Estelle and Melvin Gelman Library
The George Washington University
General Contractor: Donohoe Construction Company
Architect: cox graae + spack (BH note: Company formats its name w/o initial caps and w/ + sign)
Engineer: Potomac Energy Group Incorporated
Contract Amount: $2,011,920
Start Date: August 1, 2012
Completion Date: August 1, 2013
The Estelle and Melvin Gelman Library is the main library of The George Washington University (GWU), located on its Foggy Bottom campus in downtown Washington, D.C. The seven-story library building contains over two million volumes. For most of the year, parts of the library are open 24/7 for use by students, faculty and staff.
Shapiro & Duncan’s scope of work on this one-year project was actually three jobs in one. The base contract was for gutting and renovating the library’s entire second floor, including all of the plumbing and HVAC work. This required furnishing and installing four new air handling units plus refurbishing one existing unit. On the second floor, we also had to add chilled beams, thermal variable air volume (VAV) diffusers, a sump pump with sewage ejector, and ductwork.
The other two jobs that were added to our scope of work were the addition of a new loading dock and replacement of the air handlers in the mechanical penthouse.
The biggest challenges presented by this project involved coordination and logistics. First and foremost, the second floor had to be renovated while the University library was operating 24/7. This meant we had to work around the ongoing life of the university, getting into the building and doing the renovations on weekends and holidays when the fewest students, faculty and staff would be present. The logistical aspect of this project was also very challenging, because our team had to get materials to the site, set up cranes and position needed equipment and materials while the university was in session and student access and foot traffic was an issue.
Our logistical solution had to encompass both exterior and interior logistics. Outside, we were able to ensure smooth delivery and positioning of materials and equipment with street and sidewalk closures that were carefully coordinated with University staff. Inside, notices were sent to students and staff keeping them informed about our construction schedule. In the long run, to keeping this project on schedule required a tremendous amount of upfront planning and day-to-day coordination between the University, general contractor and trades.
The mechanical solution on the second floor was relatively straightforward to implement. In the first phase of the project, our building information modeling (BIM) team produced a BIM drawing of second floor interior renovation. Shapiro & Duncan’s 51,000 square foot fabrication shop in Landover, Maryland also played a key role by prefabbing the second floor hydronic piping system. Again, a major key to our success was the intricate upfront coordination, preplanning and day to day coordination in the field to make sure everything happened on the second floor when it was supposed to happen, so that the library could keep operating with minimal disruptions. For the most part, students and staff hardly even noticed that we were there.

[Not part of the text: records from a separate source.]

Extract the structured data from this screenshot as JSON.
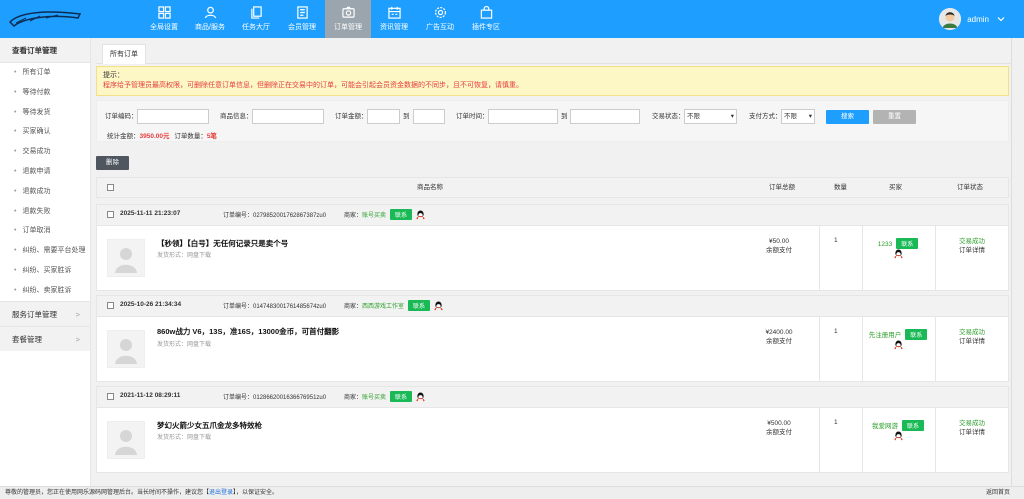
{
  "header": {
    "nav": [
      {
        "label": "全局设置",
        "icon": "grid-icon"
      },
      {
        "label": "商品/服务",
        "icon": "person-icon"
      },
      {
        "label": "任务大厅",
        "icon": "copy-icon"
      },
      {
        "label": "会员管理",
        "icon": "document-icon"
      },
      {
        "label": "订单管理",
        "icon": "camera-icon"
      },
      {
        "label": "资讯管理",
        "icon": "calendar-icon"
      },
      {
        "label": "广告互动",
        "icon": "gear-icon"
      },
      {
        "label": "插件专区",
        "icon": "bag-icon"
      }
    ],
    "active_nav": "订单管理",
    "user": "admin"
  },
  "sidebar": {
    "title": "查看订单管理",
    "items": [
      "所有订单",
      "等待付款",
      "等待发货",
      "买家确认",
      "交易成功",
      "退款申请",
      "退款成功",
      "退款失败",
      "订单取消",
      "纠纷、需要平台处理",
      "纠纷、买家胜诉",
      "纠纷、卖家胜诉"
    ],
    "groups": [
      {
        "label": "服务订单管理",
        "chevron": ">"
      },
      {
        "label": "套餐管理",
        "chevron": ">"
      }
    ]
  },
  "tabs": [
    "所有订单"
  ],
  "notice": {
    "title": "提示：",
    "content": "程序给予管理员最高权限，可删除任意订单信息，但删除正在交易中的订单，可能会引起会员资金数据的不同步，且不可恢复，请慎重。"
  },
  "filter": {
    "order_no": "订单编码：",
    "product": "商品信息：",
    "amount": "订单金额：",
    "to1": "到",
    "time": "订单时间：",
    "to2": "到",
    "trade_status": "交易状态：",
    "trade_value": "不限",
    "pay_method": "支付方式：",
    "pay_value": "不限",
    "search": "搜索",
    "reset": "重置",
    "stats_prefix": "统计金额：",
    "stats_amount": "3950.00元",
    "stats_count_label": "订单数量：",
    "stats_count": "5笔"
  },
  "delete_btn": "删除",
  "table_headers": {
    "name": "商品名称",
    "total": "订单总额",
    "qty": "数量",
    "buyer": "买家",
    "status": "订单状态"
  },
  "orders": [
    {
      "time": "2025-11-11 21:23:07",
      "order_no": "订单编号：02798520017628673​87zu0",
      "merchant_label": "商家：",
      "merchant": "账号买卖",
      "contact": "联系",
      "product": "【秒领】【白号】无任何记录只是卖个号",
      "mode": "发货形式：网盘下载",
      "price": "¥50.00",
      "pay": "余额支付",
      "qty": "1",
      "buyer": "1233",
      "status": "交易成功",
      "detail": "订单详情"
    },
    {
      "time": "2025-10-26 21:34:34",
      "order_no": "订单编号：01474830017614856​74zu0",
      "merchant_label": "商家：",
      "merchant": "西西游戏工作室",
      "contact": "联系",
      "product": "860w战力 V6，13S，准16S，13000金币，可首付翻影",
      "mode": "发货形式：网盘下载",
      "price": "¥2400.00",
      "pay": "余额支付",
      "qty": "1",
      "buyer": "先注册用户",
      "status": "交易成功",
      "detail": "订单详情"
    },
    {
      "time": "2021-11-12 08:29:11",
      "order_no": "订单编号：01286620016366​76951zu0",
      "merchant_label": "商家：",
      "merchant": "账号买卖",
      "contact": "联系",
      "product": "梦幻火箭少女五爪金龙多特效枪",
      "mode": "发货形式：网盘下载",
      "price": "¥500.00",
      "pay": "余额支付",
      "qty": "1",
      "buyer": "我爱网游",
      "status": "交易成功",
      "detail": "订单详情"
    }
  ],
  "footer": {
    "text1": "尊敬的管理员，您正在使用网乐源码网管理后台。当长时间不操作，建议您【",
    "logout": "退出登录",
    "text2": "】，以保证安全。",
    "right": "返回首页"
  }
}
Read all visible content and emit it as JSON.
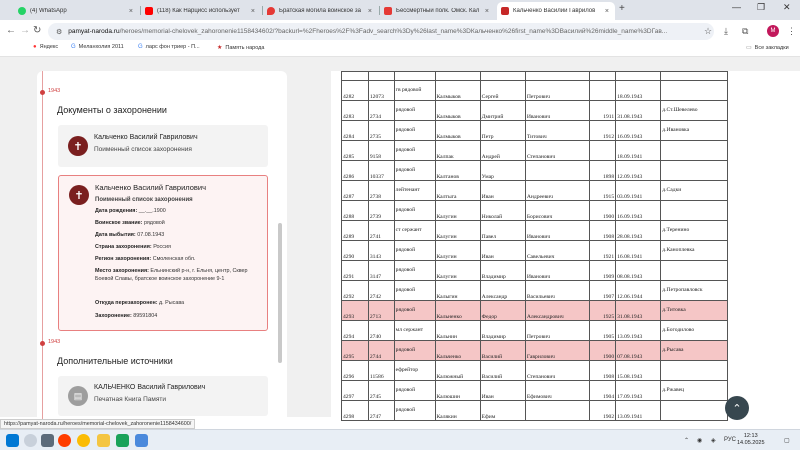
{
  "browser": {
    "tabs": [
      {
        "label": "(4) WhatsApp",
        "color": "#25d366"
      },
      {
        "label": "(118) Как Нарцисс использует",
        "color": "#ff0000"
      },
      {
        "label": "Братская могила воинское за",
        "color": "#e53935"
      },
      {
        "label": "Бессмертный полк. Омск. Кал",
        "color": "#e53935"
      },
      {
        "label": "Кальченко Василий Гаврилов",
        "color": "#c62828"
      }
    ],
    "new_tab": "+",
    "url_domain": "pamyat-naroda.ru",
    "url_rest": "/heroes/memorial-chelovek_zahoronenie1158434602/?backurl=%2Fheroes%2F%3Fadv_search%3Dy%26last_name%3DКальченко%26first_name%3DВасилий%26middle_name%3DГав...",
    "avatar_letter": "M",
    "bookmarks": [
      {
        "label": "Яндекс",
        "icon": "y"
      },
      {
        "label": "Меланхолия 2011",
        "icon": "G"
      },
      {
        "label": "ларс фон триер - П...",
        "icon": "G"
      },
      {
        "label": "Память народа",
        "icon": "star"
      }
    ],
    "all_bookmarks": "Все закладки",
    "status_url": "https://pamyat-naroda.ru/heroes/memorial-chelovek_zahoronenie1158434600/"
  },
  "left_panel": {
    "year_top": "1943",
    "docs_heading": "Документы о захоронении",
    "entry1": {
      "name": "Кальченко Василий Гаврилович",
      "sub": "Поименный список захоронения"
    },
    "entry2": {
      "name": "Кальченко Василий Гаврилович",
      "sub": "Поименный список захоронения",
      "fields": [
        {
          "label": "Дата рождения:",
          "value": "__.__.1900"
        },
        {
          "label": "Воинское звание:",
          "value": "рядовой"
        },
        {
          "label": "Дата выбытия:",
          "value": "07.08.1943"
        },
        {
          "label": "Страна захоронения:",
          "value": "Россия"
        },
        {
          "label": "Регион захоронения:",
          "value": "Смоленская обл."
        },
        {
          "label": "Место захоронения:",
          "value": "Ельнинский р-н, г. Ельня, центр, Сквер Боевой Славы, братское воинское захоронение 9-1"
        },
        {
          "label": "Откуда перезахоронен:",
          "value": "д. Рысава"
        },
        {
          "label": "Захоронение:",
          "value": "89591804"
        }
      ]
    },
    "year_mid": "1943",
    "extra_heading": "Дополнительные источники",
    "entry3": {
      "name": "КАЛЬЧЕНКО Василий Гаврилович",
      "sub": "Печатная Книга Памяти"
    }
  },
  "register": {
    "rows": [
      [
        "4282",
        "12073",
        "гв рядовой",
        "Калмыков",
        "Сергей",
        "Петрович",
        "",
        "18.09.1943",
        ""
      ],
      [
        "4283",
        "2734",
        "рядовой",
        "Калмыков",
        "Дмитрий",
        "Иванович",
        "1911",
        "31.08.1943",
        "д.Ст.Шевелево"
      ],
      [
        "4284",
        "2735",
        "рядовой",
        "Калмыков",
        "Петр",
        "Титович",
        "1912",
        "16.09.1943",
        "д.Ивановка"
      ],
      [
        "4285",
        "9158",
        "рядовой",
        "Калпак",
        "Андрей",
        "Степанович",
        "",
        "18.09.1941",
        ""
      ],
      [
        "4286",
        "10337",
        "рядовой",
        "Калтанов",
        "Умар",
        "",
        "1898",
        "12.09.1943",
        ""
      ],
      [
        "4287",
        "2738",
        "лейтенант",
        "Калтыга",
        "Иван",
        "Андреевич",
        "1915",
        "03.09.1941",
        "д.Садки"
      ],
      [
        "4288",
        "2739",
        "рядовой",
        "Калугин",
        "Николай",
        "Борисович",
        "1900",
        "16.09.1943",
        ""
      ],
      [
        "4289",
        "2741",
        "ст сержант",
        "Калугин",
        "Павел",
        "Иванович",
        "1908",
        "28.08.1943",
        "д.Теренино"
      ],
      [
        "4290",
        "3143",
        "рядовой",
        "Калугин",
        "Иван",
        "Савельевич",
        "1921",
        "16.08.1941",
        "д.Каноплевка"
      ],
      [
        "4291",
        "3147",
        "рядовой",
        "Калугин",
        "Владимир",
        "Иванович",
        "1909",
        "08.08.1943",
        ""
      ],
      [
        "4292",
        "2742",
        "рядовой",
        "Калыгин",
        "Александр",
        "Васильевич",
        "1907",
        "12.06.1944",
        "д.Петропавловск"
      ],
      [
        "4293",
        "2713",
        "рядовой",
        "Кальненко",
        "Федор",
        "Александрович",
        "1925",
        "31.08.1943",
        "д.Титовка"
      ],
      [
        "4294",
        "2740",
        "мл сержант",
        "Кальнин",
        "Владимир",
        "Петрович",
        "1905",
        "13.09.1943",
        "д.Богодилово"
      ],
      [
        "4295",
        "2744",
        "рядовой",
        "Кальченко",
        "Василий",
        "Гаврилович",
        "1900",
        "07.08.1943",
        "д.Рысава"
      ],
      [
        "4296",
        "11586",
        "ефрейтор",
        "Калюжный",
        "Василий",
        "Степанович",
        "1908",
        "15.08.1943",
        ""
      ],
      [
        "4297",
        "2745",
        "рядовой",
        "Калюшин",
        "Иван",
        "Ефимович",
        "1904",
        "17.09.1943",
        "д.Ржавец"
      ],
      [
        "4298",
        "2747",
        "рядовой",
        "Калякин",
        "Ефим",
        "",
        "1902",
        "13.09.1941",
        ""
      ]
    ],
    "highlight_rows": [
      11,
      13
    ]
  },
  "taskbar": {
    "lang": "РУС",
    "time": "12:13",
    "date": "14.05.2025"
  }
}
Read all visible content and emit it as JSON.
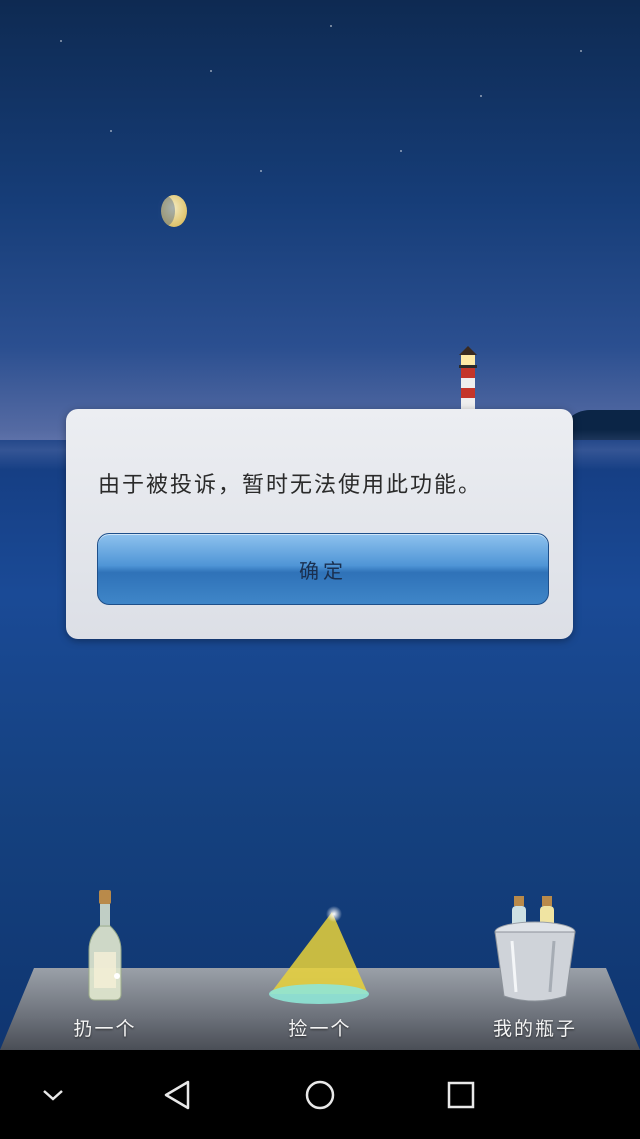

Our work in the library penthouse was added to the original scope of work and issued as a change order. Shapiro & Duncan’s engineering team came out to the site and measured and coordinated with vendors and subcontractors on replacement of four custom-built air handlers and replacement of one existing air handler. After field measuring, our BIM team drew the air handlers and also drew the piping. Then our fab shop put the piping together.
When it came to building the new air handlers in the penthouse, we had to deal with some unique logistical issues. Each 20,000 cfm air handler is eight feet wide, 10 feet tall and 20 feet long. We had to finish building one air handler and have it online, running and tested and then before we could shut down and remove the next air handler we had to run temporary ductwork off the completed unit to take place of the nextunit to be demolished. As soon as the temporary air supply was tied in, our team had to break the unit down in pieces and haul them out the side of building with a crane.
Our project team had five weeks, start to finish, to build each air handler. Each new unit was built in stages. First, the fan section was built and the motor dropped in. Then came the shell, followed by the interior coil and filter section. Once one unit was up and running, air had to be pulled from that unit to feed the newly installed ductwork and tap air from the new unit to the library’s seven floors below.
Not only was this project completed on time and on budget, which certainly pleased the customer, but we succeeded in coordinating all aspects of the library renovation project without having to shut the building down. In fact, we were barely seen at all by students and library staff. Avoiding disruptions to the users was a complex, detail-oriented job. Shapiro & Duncan’s foreman on this project, Key Sovidaray, deserves special accolades for his tremendous effort in maintaining communication and getting things done in an occupied building on a tight schedule. In the final analysis, GWU students were able to come to the library and get their work done. University life went on as if nothing had happened.